Work order » Among the lines below, which ones contain the word "Configuration"? Copy every such line.

Web page and app entries
┌──
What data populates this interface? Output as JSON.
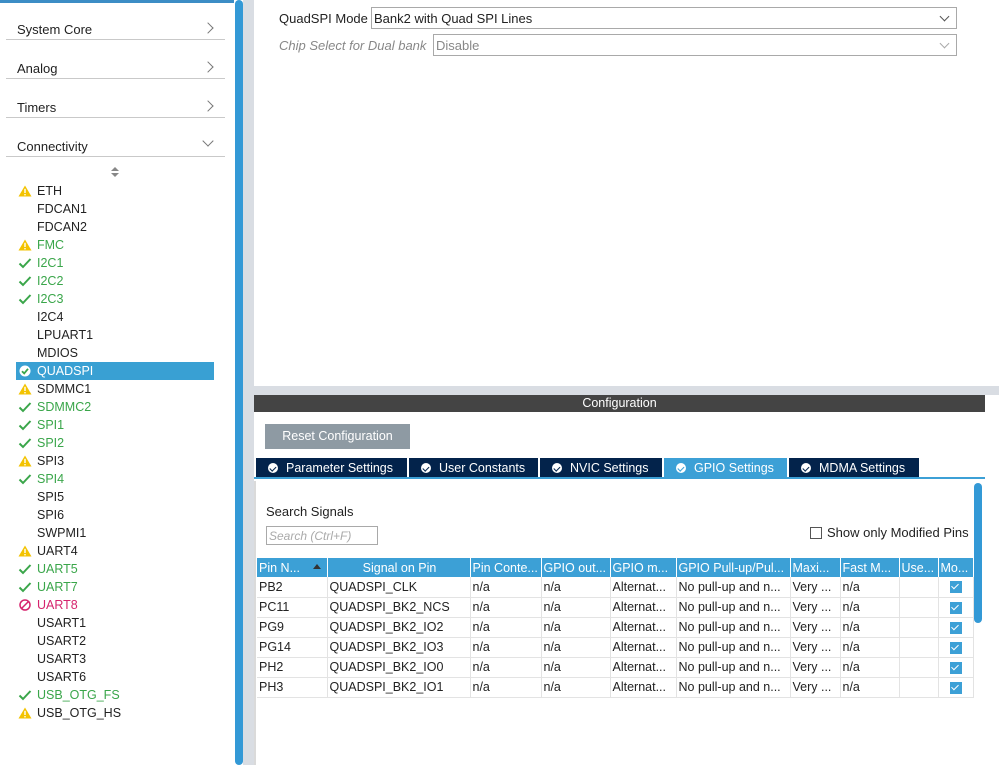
{
  "sidebar": {
    "categories": [
      {
        "label": "System Core",
        "expanded": false
      },
      {
        "label": "Analog",
        "expanded": false
      },
      {
        "label": "Timers",
        "expanded": false
      },
      {
        "label": "Connectivity",
        "expanded": true
      }
    ],
    "peripherals": [
      {
        "name": "ETH",
        "status": "warning"
      },
      {
        "name": "FDCAN1",
        "status": "none"
      },
      {
        "name": "FDCAN2",
        "status": "none"
      },
      {
        "name": "FMC",
        "status": "warning"
      },
      {
        "name": "I2C1",
        "status": "ok"
      },
      {
        "name": "I2C2",
        "status": "ok"
      },
      {
        "name": "I2C3",
        "status": "ok"
      },
      {
        "name": "I2C4",
        "status": "none"
      },
      {
        "name": "LPUART1",
        "status": "none"
      },
      {
        "name": "MDIOS",
        "status": "none"
      },
      {
        "name": "QUADSPI",
        "status": "selected"
      },
      {
        "name": "SDMMC1",
        "status": "warning"
      },
      {
        "name": "SDMMC2",
        "status": "ok"
      },
      {
        "name": "SPI1",
        "status": "ok"
      },
      {
        "name": "SPI2",
        "status": "ok"
      },
      {
        "name": "SPI3",
        "status": "warning"
      },
      {
        "name": "SPI4",
        "status": "ok"
      },
      {
        "name": "SPI5",
        "status": "none"
      },
      {
        "name": "SPI6",
        "status": "none"
      },
      {
        "name": "SWPMI1",
        "status": "none"
      },
      {
        "name": "UART4",
        "status": "warning"
      },
      {
        "name": "UART5",
        "status": "ok"
      },
      {
        "name": "UART7",
        "status": "ok"
      },
      {
        "name": "UART8",
        "status": "blocked"
      },
      {
        "name": "USART1",
        "status": "none"
      },
      {
        "name": "USART2",
        "status": "none"
      },
      {
        "name": "USART3",
        "status": "none"
      },
      {
        "name": "USART6",
        "status": "none"
      },
      {
        "name": "USB_OTG_FS",
        "status": "ok"
      },
      {
        "name": "USB_OTG_HS",
        "status": "warning"
      }
    ]
  },
  "mode": {
    "quadspi_mode_label": "QuadSPI Mode",
    "quadspi_mode_value": "Bank2 with Quad SPI Lines",
    "chip_select_label": "Chip Select for Dual bank",
    "chip_select_value": "Disable"
  },
  "config": {
    "header": "Configuration",
    "reset_label": "Reset Configuration",
    "tabs": [
      {
        "label": "Parameter Settings",
        "active": false
      },
      {
        "label": "User Constants",
        "active": false
      },
      {
        "label": "NVIC Settings",
        "active": false
      },
      {
        "label": "GPIO Settings",
        "active": true
      },
      {
        "label": "MDMA Settings",
        "active": false
      }
    ],
    "search_label": "Search Signals",
    "search_placeholder": "Search (Ctrl+F)",
    "show_modified_label": "Show only Modified Pins",
    "columns": [
      "Pin N...",
      "Signal on Pin",
      "Pin Conte...",
      "GPIO out...",
      "GPIO m...",
      "GPIO Pull-up/Pul...",
      "Maxi...",
      "Fast M...",
      "Use...",
      "Mo..."
    ],
    "rows": [
      [
        "PB2",
        "QUADSPI_CLK",
        "n/a",
        "n/a",
        "Alternat...",
        "No pull-up and n...",
        "Very ...",
        "n/a",
        "",
        true
      ],
      [
        "PC11",
        "QUADSPI_BK2_NCS",
        "n/a",
        "n/a",
        "Alternat...",
        "No pull-up and n...",
        "Very ...",
        "n/a",
        "",
        true
      ],
      [
        "PG9",
        "QUADSPI_BK2_IO2",
        "n/a",
        "n/a",
        "Alternat...",
        "No pull-up and n...",
        "Very ...",
        "n/a",
        "",
        true
      ],
      [
        "PG14",
        "QUADSPI_BK2_IO3",
        "n/a",
        "n/a",
        "Alternat...",
        "No pull-up and n...",
        "Very ...",
        "n/a",
        "",
        true
      ],
      [
        "PH2",
        "QUADSPI_BK2_IO0",
        "n/a",
        "n/a",
        "Alternat...",
        "No pull-up and n...",
        "Very ...",
        "n/a",
        "",
        true
      ],
      [
        "PH3",
        "QUADSPI_BK2_IO1",
        "n/a",
        "n/a",
        "Alternat...",
        "No pull-up and n...",
        "Very ...",
        "n/a",
        "",
        true
      ]
    ]
  },
  "colors": {
    "ok": "#3aa64a",
    "warning": "#f3c300",
    "blocked": "#d6246e",
    "selected": "#39a0d3",
    "tab_dark": "#03234b",
    "tab_active": "#3ca0d6"
  }
}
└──
Written response »
    "header": "Configuration",
    "reset_label": "Reset Configuration",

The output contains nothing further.